  9. Agreed that all these web applications would be more useful if they worked together better. I disagree that people’s personal updates about Cheerios are pointless. Anything that helps me know the people I follow in a more three dimensional way helps keep the “social” element in social media. It adds context, depth, and perspective to the words these folks write. Without it, wouldn’t we merely be left with a flood of sterile quips, opinions, and self-promotion?

  10. precisely, because not everyone is the supermarketer kind Jeremiah is, Twitter helps others to engage into conversations and market themselves (hopefully if they have something interesting to share)
    the way I see it, the role of the professional marketer is not limited to using the tool (a tactic) but actually to assist *others* on how to exploit this potential. (part of a strategy)

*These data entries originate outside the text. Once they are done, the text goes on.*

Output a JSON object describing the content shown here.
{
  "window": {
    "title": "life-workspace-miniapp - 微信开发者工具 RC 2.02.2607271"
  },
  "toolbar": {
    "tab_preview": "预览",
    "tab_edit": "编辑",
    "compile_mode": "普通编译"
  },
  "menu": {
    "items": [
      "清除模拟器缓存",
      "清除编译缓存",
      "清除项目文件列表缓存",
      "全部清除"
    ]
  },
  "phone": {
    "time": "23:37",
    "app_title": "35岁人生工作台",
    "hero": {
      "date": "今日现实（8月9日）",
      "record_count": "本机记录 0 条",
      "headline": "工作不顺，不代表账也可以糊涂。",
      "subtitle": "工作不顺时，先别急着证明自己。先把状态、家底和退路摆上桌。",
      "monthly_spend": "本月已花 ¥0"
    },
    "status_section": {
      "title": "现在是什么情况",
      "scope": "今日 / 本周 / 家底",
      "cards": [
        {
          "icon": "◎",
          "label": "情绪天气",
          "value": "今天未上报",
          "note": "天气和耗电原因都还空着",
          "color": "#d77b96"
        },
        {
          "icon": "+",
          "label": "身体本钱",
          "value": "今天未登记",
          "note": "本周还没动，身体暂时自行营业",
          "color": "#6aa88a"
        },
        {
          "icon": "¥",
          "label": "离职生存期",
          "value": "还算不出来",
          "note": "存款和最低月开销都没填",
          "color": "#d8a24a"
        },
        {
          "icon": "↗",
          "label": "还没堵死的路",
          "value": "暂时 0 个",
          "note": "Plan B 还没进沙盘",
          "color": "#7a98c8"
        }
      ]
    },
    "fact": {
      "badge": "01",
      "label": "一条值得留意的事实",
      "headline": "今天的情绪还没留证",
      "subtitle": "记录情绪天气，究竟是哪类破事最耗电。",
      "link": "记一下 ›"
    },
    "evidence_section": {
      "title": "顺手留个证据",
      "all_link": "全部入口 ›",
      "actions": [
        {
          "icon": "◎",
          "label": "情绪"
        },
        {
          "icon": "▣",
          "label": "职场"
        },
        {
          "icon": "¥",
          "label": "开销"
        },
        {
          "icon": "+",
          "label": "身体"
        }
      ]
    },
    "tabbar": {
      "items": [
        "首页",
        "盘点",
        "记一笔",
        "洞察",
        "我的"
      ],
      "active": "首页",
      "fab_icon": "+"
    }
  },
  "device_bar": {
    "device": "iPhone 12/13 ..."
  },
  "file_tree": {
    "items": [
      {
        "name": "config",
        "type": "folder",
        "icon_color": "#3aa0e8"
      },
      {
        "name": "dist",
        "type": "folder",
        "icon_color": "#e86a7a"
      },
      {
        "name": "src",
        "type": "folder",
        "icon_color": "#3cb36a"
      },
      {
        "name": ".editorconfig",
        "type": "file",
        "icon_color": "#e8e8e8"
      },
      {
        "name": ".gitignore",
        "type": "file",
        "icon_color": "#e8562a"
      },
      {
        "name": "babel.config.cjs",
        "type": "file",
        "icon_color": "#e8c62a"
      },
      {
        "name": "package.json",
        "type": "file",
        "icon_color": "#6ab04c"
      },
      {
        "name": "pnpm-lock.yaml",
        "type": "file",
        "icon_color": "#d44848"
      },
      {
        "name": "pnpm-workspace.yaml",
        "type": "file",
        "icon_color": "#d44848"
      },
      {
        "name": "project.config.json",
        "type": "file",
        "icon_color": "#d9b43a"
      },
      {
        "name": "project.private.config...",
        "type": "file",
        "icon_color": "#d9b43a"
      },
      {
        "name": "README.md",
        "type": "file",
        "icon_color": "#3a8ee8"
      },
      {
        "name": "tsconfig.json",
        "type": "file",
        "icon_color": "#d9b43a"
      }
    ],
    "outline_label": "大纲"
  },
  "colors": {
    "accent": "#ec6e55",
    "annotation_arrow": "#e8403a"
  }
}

  11. All valid points, on both sides of the equation. But there are numerous reasons to use Twitter that exceed the boundaries of the “eating Cheerios” set.
    Examples: is Jim Long, an NBC camerman who often tweets from the road while on assignment. I’ve learned about breaking news faster from Jim than from any other news source.
    Several weeks ago, mentioned that his mother was in need of a rare, off-market medication. By re-twittering his need far and wide, his followers helped him make contact with pharmacists and drug company employees from the US and Canada to Europe and Asia.
    More locally, we who create social media in Pittsburgh — and our extended family of fans, friends and followers — use Twitter to keep up with social events, track reviews in the local media, and brainstorm ideas on the spot. (When I had a question about HTML etiquette, one tweet resulted in over a dozen responses within moments.)
    As with any social app, your experience on Twitter will only be as useful as the strength of your network.
    Oh, and thanks for warning marketers away from Twitter; unless they’re interested in a dialogue — which is the primary value of the app — they’re likely to get shunned for posting one-way updates.

  12. I was with you (although not necessarily agreeing) until you said “posting pointless personal updates”.
    In Twitter IMHO, you need to be aware that one persons personal update is another’s useful or interesting info. I do agree that current products don’t do much to help this though.
    Still, it’s early days and what i think posts like this will do it to help improve what will be their evolution.

  13. Here’s a practical example
    I’m going to buy an iPhone soon, and I had questions about Verizon to ATT transferring, phone number transferring and other portablilty questions.
    I asked one question, an hour later I had over 12 responses answering my question, with a VERY clear trend on next steps.
    It’s a chat room, with a highly engaged, early tech adopter audience, and many I know and trust.
    Sure, not for everyone, but it’s working well for those who know how to use it.

Comments are closed.